- DATA RECORDS:

|---|

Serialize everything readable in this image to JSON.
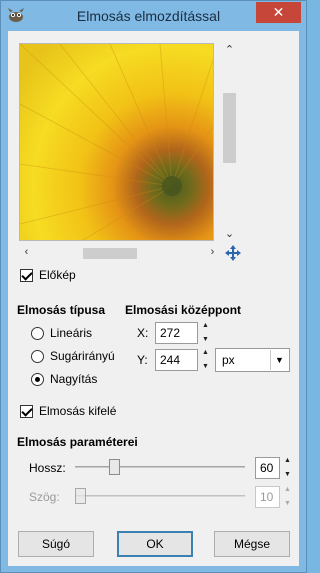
{
  "window": {
    "title": "Elmosás elmozdítással",
    "close_label": "✕"
  },
  "preview": {
    "checkbox_label": "Előkép",
    "checked": true
  },
  "blur_type": {
    "heading": "Elmosás típusa",
    "options": [
      {
        "label": "Lineáris",
        "checked": false
      },
      {
        "label": "Sugárirányú",
        "checked": false
      },
      {
        "label": "Nagyítás",
        "checked": true
      }
    ]
  },
  "center": {
    "heading": "Elmosási középpont",
    "x_label": "X:",
    "x_value": "272",
    "y_label": "Y:",
    "y_value": "244",
    "unit": "px"
  },
  "blur_outward": {
    "label": "Elmosás kifelé",
    "checked": true
  },
  "params": {
    "heading": "Elmosás paraméterei",
    "length_label": "Hossz:",
    "length_value": "60",
    "angle_label": "Szög:",
    "angle_value": "10"
  },
  "buttons": {
    "help": "Súgó",
    "ok": "OK",
    "cancel": "Mégse"
  }
}
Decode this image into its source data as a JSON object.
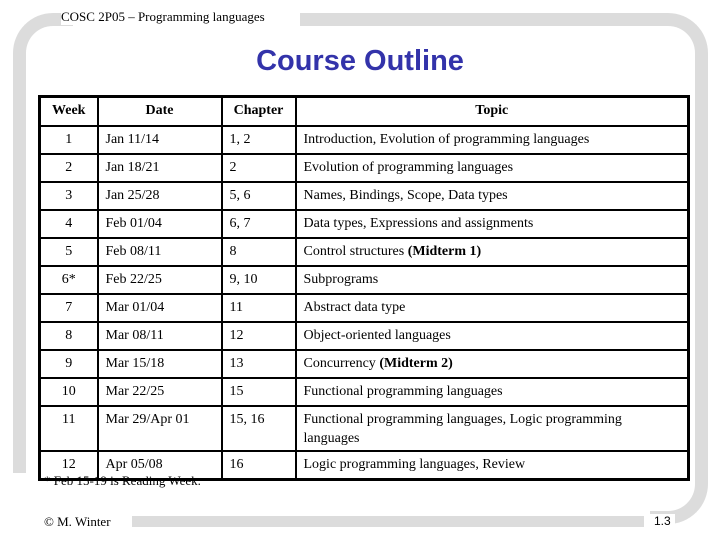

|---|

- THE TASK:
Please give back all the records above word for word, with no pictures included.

- OUTPUT OF THE EXERCISE:
Serialize everything readable in this image to JSON.
{
  "window": {
    "title": "Elmosás elmozdítással",
    "close_label": "✕"
  },
  "preview": {
    "checkbox_label": "Előkép",
    "checked": true
  },
  "blur_type": {
    "heading": "Elmosás típusa",
    "options": [
      {
        "label": "Lineáris",
        "checked": false
      },
      {
        "label": "Sugárirányú",
        "checked": false
      },
      {
        "label": "Nagyítás",
        "checked": true
      }
    ]
  },
  "center": {
    "heading": "Elmosási középpont",
    "x_label": "X:",
    "x_value": "272",
    "y_label": "Y:",
    "y_value": "244",
    "unit": "px"
  },
  "blur_outward": {
    "label": "Elmosás kifelé",
    "checked": true
  },
  "params": {
    "heading": "Elmosás paraméterei",
    "length_label": "Hossz:",
    "length_value": "60",
    "angle_label": "Szög:",
    "angle_value": "10"
  },
  "buttons": {
    "help": "Súgó",
    "ok": "OK",
    "cancel": "Mégse"
  }
}
Decode this image into its source data as a JSON object.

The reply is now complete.